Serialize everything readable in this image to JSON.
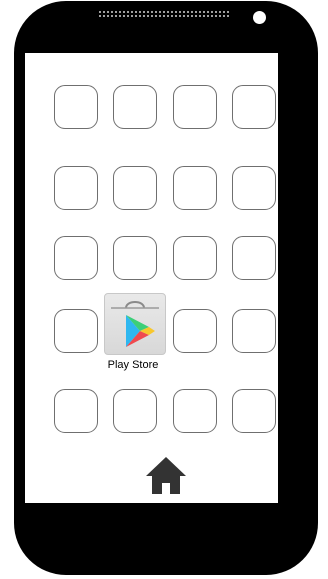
{
  "home_screen": {
    "featured_app": {
      "label": "Play Store",
      "icon": "play-store-icon"
    },
    "empty_slot_count": 19,
    "dock": {
      "home_icon": "home-icon"
    }
  },
  "colors": {
    "phone_body": "#000000",
    "screen_background": "#ffffff",
    "slot_border": "#6f6f6f",
    "home_icon": "#333333"
  }
}
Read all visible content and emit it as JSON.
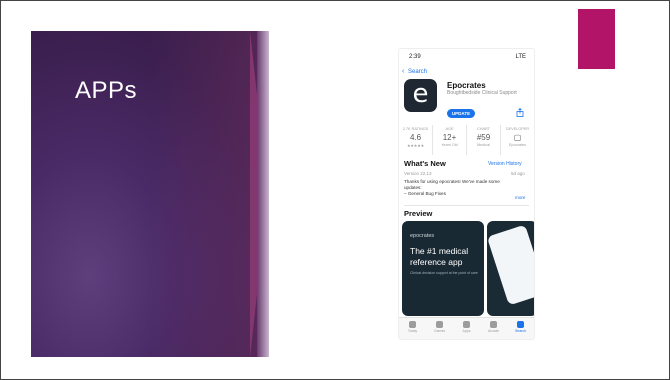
{
  "slide": {
    "title": "APPs",
    "colors": {
      "panel": "#3b1f4f",
      "accent": "#b21468"
    }
  },
  "phone": {
    "status": {
      "time": "2:39",
      "signal": "LTE"
    },
    "back_label": "Search",
    "app": {
      "name": "Epocrates",
      "developer": "Boughtbedside Clinical Support",
      "icon_letter": "e",
      "update_label": "UPDATE"
    },
    "stats": [
      {
        "header": "2.7K RATINGS",
        "value": "4.6",
        "sub": "★★★★★"
      },
      {
        "header": "AGE",
        "value": "12+",
        "sub": "Years Old"
      },
      {
        "header": "CHART",
        "value": "#59",
        "sub": "Medical"
      },
      {
        "header": "DEVELOPER",
        "value": "",
        "sub": "Epocrates"
      }
    ],
    "whats_new": {
      "heading": "What's New",
      "link": "Version History",
      "version": "Version 22.13",
      "ago": "5d ago",
      "body": "Thanks for using epocrates! We've made some updates:\n– General Bug Fixes",
      "more": "more"
    },
    "preview": {
      "heading": "Preview",
      "brand": "epocrates",
      "tagline": "The #1 medical reference app",
      "small": "Clinical decision support at the point of care"
    },
    "tabs": [
      {
        "label": "Today"
      },
      {
        "label": "Games"
      },
      {
        "label": "Apps"
      },
      {
        "label": "Arcade"
      },
      {
        "label": "Search"
      }
    ]
  }
}
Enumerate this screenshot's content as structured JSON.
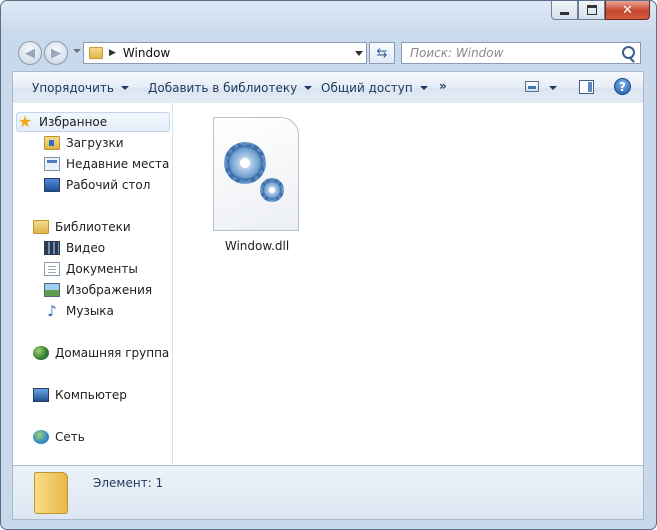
{
  "window": {
    "colors": {
      "frame": "#c9d9ec",
      "close": "#c7462f",
      "accent": "#1e395b"
    }
  },
  "caption": {
    "close_glyph": "✕"
  },
  "address": {
    "crumb": "Window",
    "separator": "▶"
  },
  "search": {
    "placeholder": "Поиск: Window"
  },
  "toolbar": {
    "organize": "Упорядочить",
    "add_to_library": "Добавить в библиотеку",
    "share": "Общий доступ",
    "more": "»",
    "help": "?"
  },
  "navpane": {
    "favorites": {
      "label": "Избранное",
      "icon": "star-icon"
    },
    "favorites_items": [
      {
        "label": "Загрузки",
        "icon": "downloads-folder-icon"
      },
      {
        "label": "Недавние места",
        "icon": "recent-places-icon"
      },
      {
        "label": "Рабочий стол",
        "icon": "desktop-icon"
      }
    ],
    "libraries": {
      "label": "Библиотеки",
      "icon": "libraries-icon"
    },
    "libraries_items": [
      {
        "label": "Видео",
        "icon": "video-icon"
      },
      {
        "label": "Документы",
        "icon": "documents-icon"
      },
      {
        "label": "Изображения",
        "icon": "pictures-icon"
      },
      {
        "label": "Музыка",
        "icon": "music-icon"
      }
    ],
    "homegroup": {
      "label": "Домашняя группа",
      "icon": "homegroup-icon"
    },
    "computer": {
      "label": "Компьютер",
      "icon": "computer-icon"
    },
    "network": {
      "label": "Сеть",
      "icon": "network-icon"
    }
  },
  "files": [
    {
      "name": "Window.dll",
      "icon": "dll-gears-icon"
    }
  ],
  "status": {
    "text": "Элемент: 1"
  }
}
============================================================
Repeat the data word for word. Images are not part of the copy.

Serialize everything readable in this image to JSON.
{
  "home_screen": {
    "featured_app": {
      "label": "Play Store",
      "icon": "play-store-icon"
    },
    "empty_slot_count": 19,
    "dock": {
      "home_icon": "home-icon"
    }
  },
  "colors": {
    "phone_body": "#000000",
    "screen_background": "#ffffff",
    "slot_border": "#6f6f6f",
    "home_icon": "#333333"
  }
}
Read all visible content and emit it as JSON.
{
  "slide": {
    "title": "APPs",
    "colors": {
      "panel": "#3b1f4f",
      "accent": "#b21468"
    }
  },
  "phone": {
    "status": {
      "time": "2:39",
      "signal": "LTE"
    },
    "back_label": "Search",
    "app": {
      "name": "Epocrates",
      "developer": "Boughtbedside Clinical Support",
      "icon_letter": "e",
      "update_label": "UPDATE"
    },
    "stats": [
      {
        "header": "2.7K RATINGS",
        "value": "4.6",
        "sub": "★★★★★"
      },
      {
        "header": "AGE",
        "value": "12+",
        "sub": "Years Old"
      },
      {
        "header": "CHART",
        "value": "#59",
        "sub": "Medical"
      },
      {
        "header": "DEVELOPER",
        "value": "",
        "sub": "Epocrates"
      }
    ],
    "whats_new": {
      "heading": "What's New",
      "link": "Version History",
      "version": "Version 22.13",
      "ago": "5d ago",
      "body": "Thanks for using epocrates! We've made some updates:\n– General Bug Fixes",
      "more": "more"
    },
    "preview": {
      "heading": "Preview",
      "brand": "epocrates",
      "tagline": "The #1 medical reference app",
      "small": "Clinical decision support at the point of care"
    },
    "tabs": [
      {
        "label": "Today"
      },
      {
        "label": "Games"
      },
      {
        "label": "Apps"
      },
      {
        "label": "Arcade"
      },
      {
        "label": "Search"
      }
    ]
  }
}
Enumerate this screenshot's content as structured JSON.
{
  "window": {
    "colors": {
      "frame": "#c9d9ec",
      "close": "#c7462f",
      "accent": "#1e395b"
    }
  },
  "caption": {
    "close_glyph": "✕"
  },
  "address": {
    "crumb": "Window",
    "separator": "▶"
  },
  "search": {
    "placeholder": "Поиск: Window"
  },
  "toolbar": {
    "organize": "Упорядочить",
    "add_to_library": "Добавить в библиотеку",
    "share": "Общий доступ",
    "more": "»",
    "help": "?"
  },
  "navpane": {
    "favorites": {
      "label": "Избранное",
      "icon": "star-icon"
    },
    "favorites_items": [
      {
        "label": "Загрузки",
        "icon": "downloads-folder-icon"
      },
      {
        "label": "Недавние места",
        "icon": "recent-places-icon"
      },
      {
        "label": "Рабочий стол",
        "icon": "desktop-icon"
      }
    ],
    "libraries": {
      "label": "Библиотеки",
      "icon": "libraries-icon"
    },
    "libraries_items": [
      {
        "label": "Видео",
        "icon": "video-icon"
      },
      {
        "label": "Документы",
        "icon": "documents-icon"
      },
      {
        "label": "Изображения",
        "icon": "pictures-icon"
      },
      {
        "label": "Музыка",
        "icon": "music-icon"
      }
    ],
    "homegroup": {
      "label": "Домашняя группа",
      "icon": "homegroup-icon"
    },
    "computer": {
      "label": "Компьютер",
      "icon": "computer-icon"
    },
    "network": {
      "label": "Сеть",
      "icon": "network-icon"
    }
  },
  "files": [
    {
      "name": "Window.dll",
      "icon": "dll-gears-icon"
    }
  ],
  "status": {
    "text": "Элемент: 1"
  }
}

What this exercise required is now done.